Recognizing employees has several benefits, but most importantly, it celebrates deserving people. In addition, it can inspire and motivate other employees, and can be a factor in someone choosing your company over the multitude of other companies also hiring. A tip is to be creative in what type of recognition is given: Make it public (put it on a banner, your website, and/or in a community newsletter), so that the employees will be congratulated and rewarded exponentially from that recognition.
Ensure It's Meaningful and Achievable
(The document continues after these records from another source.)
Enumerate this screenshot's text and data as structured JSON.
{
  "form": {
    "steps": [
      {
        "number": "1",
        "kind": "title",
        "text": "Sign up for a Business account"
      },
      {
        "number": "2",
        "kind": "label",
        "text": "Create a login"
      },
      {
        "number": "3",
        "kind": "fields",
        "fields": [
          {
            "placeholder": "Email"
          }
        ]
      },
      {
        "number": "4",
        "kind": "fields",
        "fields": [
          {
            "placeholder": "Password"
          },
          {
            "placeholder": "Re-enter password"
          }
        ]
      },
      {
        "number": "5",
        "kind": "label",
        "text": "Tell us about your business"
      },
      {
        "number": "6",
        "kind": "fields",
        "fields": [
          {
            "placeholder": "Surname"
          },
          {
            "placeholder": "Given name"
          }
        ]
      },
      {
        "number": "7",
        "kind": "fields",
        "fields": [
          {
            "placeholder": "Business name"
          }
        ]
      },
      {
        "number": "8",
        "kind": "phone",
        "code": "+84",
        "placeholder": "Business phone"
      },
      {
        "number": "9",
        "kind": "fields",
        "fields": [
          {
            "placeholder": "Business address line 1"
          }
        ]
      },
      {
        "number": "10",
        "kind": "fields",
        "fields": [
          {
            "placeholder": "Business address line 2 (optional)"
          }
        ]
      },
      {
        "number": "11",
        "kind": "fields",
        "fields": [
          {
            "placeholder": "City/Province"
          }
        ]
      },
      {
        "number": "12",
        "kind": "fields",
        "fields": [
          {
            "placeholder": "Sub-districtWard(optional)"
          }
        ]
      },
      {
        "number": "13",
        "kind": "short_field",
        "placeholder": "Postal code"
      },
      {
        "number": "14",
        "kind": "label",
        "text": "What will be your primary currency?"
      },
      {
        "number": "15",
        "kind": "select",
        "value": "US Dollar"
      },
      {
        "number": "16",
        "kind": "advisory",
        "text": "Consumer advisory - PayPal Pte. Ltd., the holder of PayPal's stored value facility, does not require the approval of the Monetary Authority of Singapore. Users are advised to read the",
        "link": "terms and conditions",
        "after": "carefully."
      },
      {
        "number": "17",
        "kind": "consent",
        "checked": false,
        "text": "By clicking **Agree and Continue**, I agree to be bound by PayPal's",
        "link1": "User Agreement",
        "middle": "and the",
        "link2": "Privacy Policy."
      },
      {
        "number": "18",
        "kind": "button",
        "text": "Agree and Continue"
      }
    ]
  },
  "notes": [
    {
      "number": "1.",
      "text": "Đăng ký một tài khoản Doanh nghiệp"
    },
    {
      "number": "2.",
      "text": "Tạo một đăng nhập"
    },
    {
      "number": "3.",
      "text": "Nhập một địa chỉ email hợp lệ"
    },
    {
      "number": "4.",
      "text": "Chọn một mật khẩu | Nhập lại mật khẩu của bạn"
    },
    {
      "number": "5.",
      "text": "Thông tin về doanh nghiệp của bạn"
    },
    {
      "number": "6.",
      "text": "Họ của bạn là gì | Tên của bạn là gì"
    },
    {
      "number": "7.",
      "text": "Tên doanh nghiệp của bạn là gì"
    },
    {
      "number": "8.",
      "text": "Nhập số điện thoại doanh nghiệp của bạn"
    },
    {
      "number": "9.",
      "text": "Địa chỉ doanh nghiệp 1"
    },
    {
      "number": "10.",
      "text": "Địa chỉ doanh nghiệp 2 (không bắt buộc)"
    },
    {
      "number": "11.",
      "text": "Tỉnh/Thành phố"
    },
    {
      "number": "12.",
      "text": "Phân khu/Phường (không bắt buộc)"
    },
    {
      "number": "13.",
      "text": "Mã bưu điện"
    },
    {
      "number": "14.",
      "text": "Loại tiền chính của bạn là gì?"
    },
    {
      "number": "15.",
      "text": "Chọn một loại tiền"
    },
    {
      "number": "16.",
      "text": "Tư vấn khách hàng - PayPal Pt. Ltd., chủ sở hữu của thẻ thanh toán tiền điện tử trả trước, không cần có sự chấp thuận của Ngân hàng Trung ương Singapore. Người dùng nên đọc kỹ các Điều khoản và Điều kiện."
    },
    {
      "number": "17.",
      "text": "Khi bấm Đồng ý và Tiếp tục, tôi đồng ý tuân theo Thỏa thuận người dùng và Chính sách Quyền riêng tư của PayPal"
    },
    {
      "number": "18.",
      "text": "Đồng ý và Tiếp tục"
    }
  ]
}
A successful employee recognition program should have two key components. First, make the recognition meaningful. Sure, a certificate is nice, but don’t make that the only reward. Instead, create a reward so desirable that it incentivizes people to work toward achieving a goal.
Second, set achievable recognition goals. This may mean recognizing goals in smaller increments that build to a “stretch” goal. The belief that a goal is achievable is an important part of motivating employees to strive for it. What was achievable before the pandemic might not be achievable now; for example, goals that are affected by the supply chain should be reconsidered. Celebrating employee efforts more frequently builds morale and demonstrates that management is paying attention and cares about workers.
A typical employee recognition event is length of service. If your company is experiencing a lot of turnover, consider recognizing service for shorter time periods than were traditionally recognized. Start by recognizing three, five, and seven years of work rather than waiting for the 10-, 20-, or 30-year marks. The awards should be smaller for shorter time periods and build to really significant awards and celebrations of longer milestones.
Similarly, if production could use a boost, create incremental attainable production goals and recognize the entire team when they are achieved. If an especially difficult goal is required, make that recognition more significant.
Offering a cafeteria plan for recognition is one way to make rewards meaningful. Create reward levels for smaller achievements, mid-level achievements, and significant achievements, increasing the reward value with each level. Allow employees to choose from several reward options within the level at which they are being recognized. Here are some examples:
Smaller Level Employee Recognition Rewards
• Restaurant gift cards
• Theater or entertainment gift cards — these could be for movies, live theater, or entertainment venues like Dave & Buster's
• Visa gift cards
• Spa/massage gift certificates
• Personalized coaching sessions — these could include professional, fitness, or financial coaching, or similar services
• Classes (cooking, art, or local college or community center classes)
• Tickets to a sporting event
Mid-Level Employee Rewards
• Gift box subscriptions
• Health club membership
• Meal delivery gift cards
• Pet care/pet insurance
• Apple Watch
• Drivable weekend getaway
• Exercise equipment, bicycles, etc.
Larger Level Employee Rewards
• Student loan forgiveness
• Long weekend getaway
• Luxury box rental for a sporting event.
• Gift certificate for home good purchases — these might be for Home Depot, Ace Hardware, or Lowes, or home goods stores such as Restoration Hardware and Pottery Barn
Effective employee recognition sends a meaningful message to current employees that they are seen, valued, and appreciated for their work. This boosts morale, assists with retention, and creates engagement. A secondary benefit of an effective employee recognition program is that it also sends a message to potential employees that your company is a great place to work and may give you a boost in recruitment.
Adriane Harrison is an experienced human resources professional with an extensive background in business, law, and nonprofit sectors. Harrison is the VP of human relations consulting with PRINTING United Alliance. She has a journalism degree from the University of Illinois and a law degree from DePaul University. She is based in Pittsburgh.
See more information and resources from Harrison in the Alliance's Center for Human Resources Support, which is fully accessible to members. To learn more about how membership can benefit your business, contact firstname.lastname@example.org or 888-385-3588.